There was a time, not so very long ago, when you had to listen to the radio to hear new music (new music that met the radio station/music industry management’s ideals) or have a cool friend (usually with an older hip sibling) to teach you about the latest underground music. If you were really lucky, you’d have access to an indie zine (on actual, real paper) or have an indie local radio station that could play whatever they wanted (ever so rare, even now). It was nearly impossible for a band to make it without a label to promote them and in order to get on said label, that band would have to be at least reasonably commercially viable leading to the myriad of mass produced manufactured pop musicians. Those days are long gone thanks be to the internets and I don’t think the music industry is all that pleased.
Now that music is within the reach of anyone with a halfway decent computer and internet connection, the traditional music industry needs to rethink both its purpose and marketing techniques. Berklee College of Music just had a conference on this quandary called “Rethink Music” during which Amanda Palmer, Ben Folds, Damian Kulash, and Neil Gaiman ran an experiment. They got together with the goal of writing, recording, and releasing 8 songs in 8 hours. Neil Gaiman explains the project here. They asked their twitter followers to throw out ideas for inspiration and streamed the collaboration online for fans to watch. They ended up with 6 songs in 12 hours, released as “Nighty Night” by 8in8 and available to listen to for free or to download for $1 or more as you, the consumer, see fit.
Then, they asked fans to show off their creative skills and put together videos for the songs:
@amandapalmer Amanda Palmer
many suggested SUPERFAST videos should made for the #8in8 songs. the songs are under a @creativecommonslicense, so you can. GO!!! MAKE!!!
@amandapalmer Amanda Palmer
…and i personally challenge you to finish your video by the end of the weekend. best & fastest wins. go! go! go!http://bit.ly/get8in8
Here’s an amusing video that came out of this call for creativity:
So, without consulting a record company and wading through bureaucratic red tape, this small group of relatively well known artists were able to get together, write some music, and then record and release that music immediately. The public is able to download the album right away and use the music for their own imaginative ventures thanks to the creative commons license thus inspiring even more artistic ingenuity.

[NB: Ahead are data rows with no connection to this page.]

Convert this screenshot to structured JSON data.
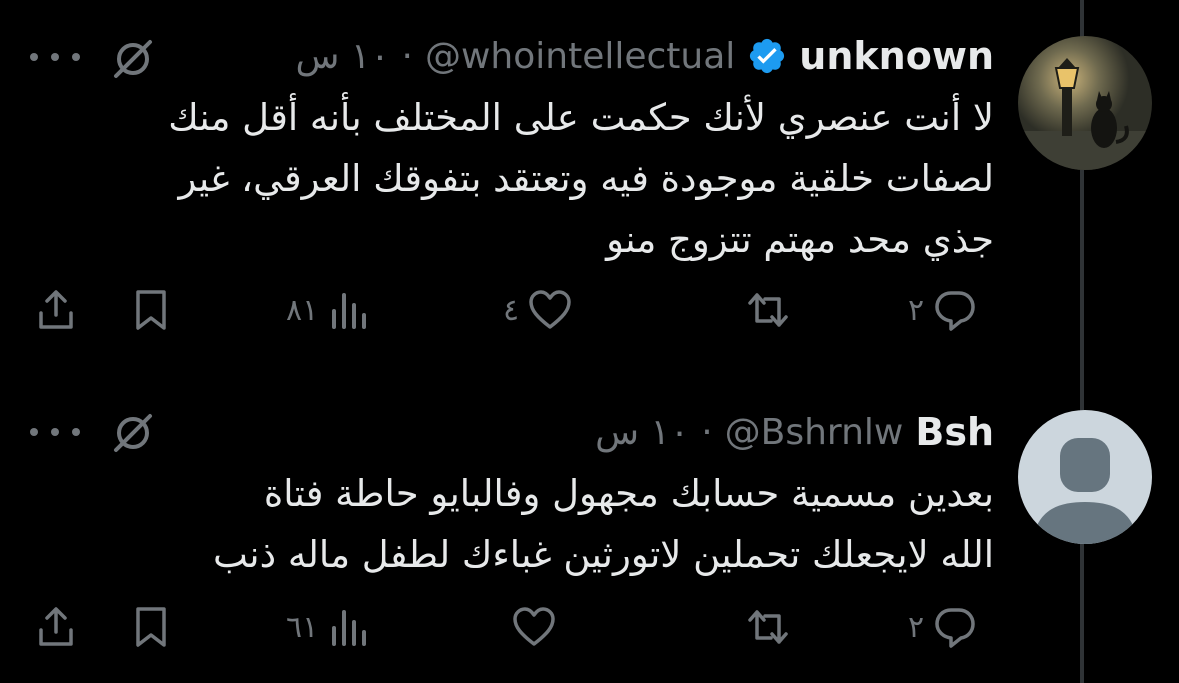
{
  "tweets": [
    {
      "display_name": "unknown",
      "verified": true,
      "handle": "@whointellectual",
      "dot": "·",
      "time": "١٠ س",
      "text": "لا أنت عنصري لأنك حكمت على المختلف بأنه أقل منك\nلصفات خلقية موجودة فيه وتعتقد بتفوقك العرقي، غير\nجذي محد مهتم تتزوج منو",
      "counts": {
        "reply": "٢",
        "repost": "",
        "like": "٤",
        "views": "٨١"
      }
    },
    {
      "display_name": "Bsh",
      "verified": false,
      "handle": "@Bshrnlw",
      "dot": "·",
      "time": "١٠ س",
      "text": "بعدين مسمية حسابك مجهول وفالبايو حاطة فتاة\nالله لايجعلك تحملين لاتورثين غباءك لطفل ماله ذنب",
      "counts": {
        "reply": "٢",
        "repost": "",
        "like": "",
        "views": "٦١"
      }
    }
  ],
  "icons": {
    "reply": "reply-icon",
    "repost": "repost-icon",
    "like": "like-icon",
    "views": "views-icon",
    "bookmark": "bookmark-icon",
    "share": "share-icon",
    "grok": "grok-icon",
    "more": "more-icon",
    "verified": "verified-icon"
  },
  "colors": {
    "background": "#000000",
    "text": "#e7e9ea",
    "muted": "#71767b",
    "verified": "#1d9bf0",
    "thread_line": "#2f3336"
  }
}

If this is the future of music, I’m all in. Imagine the possibilities for regular old normal people who happen to play a musical instrument rather well or have the ability to carry a catchy tune. Now they can put their music out there for any random person to discover. Likewise, imagine the possibilities for established musicians who now can put their industry unapproved pet project up on bandcamp with relative ease for their fans and not-yet-fans to (hopefully) enjoy. This new and uncharted world is full of promise and I, for one, love it.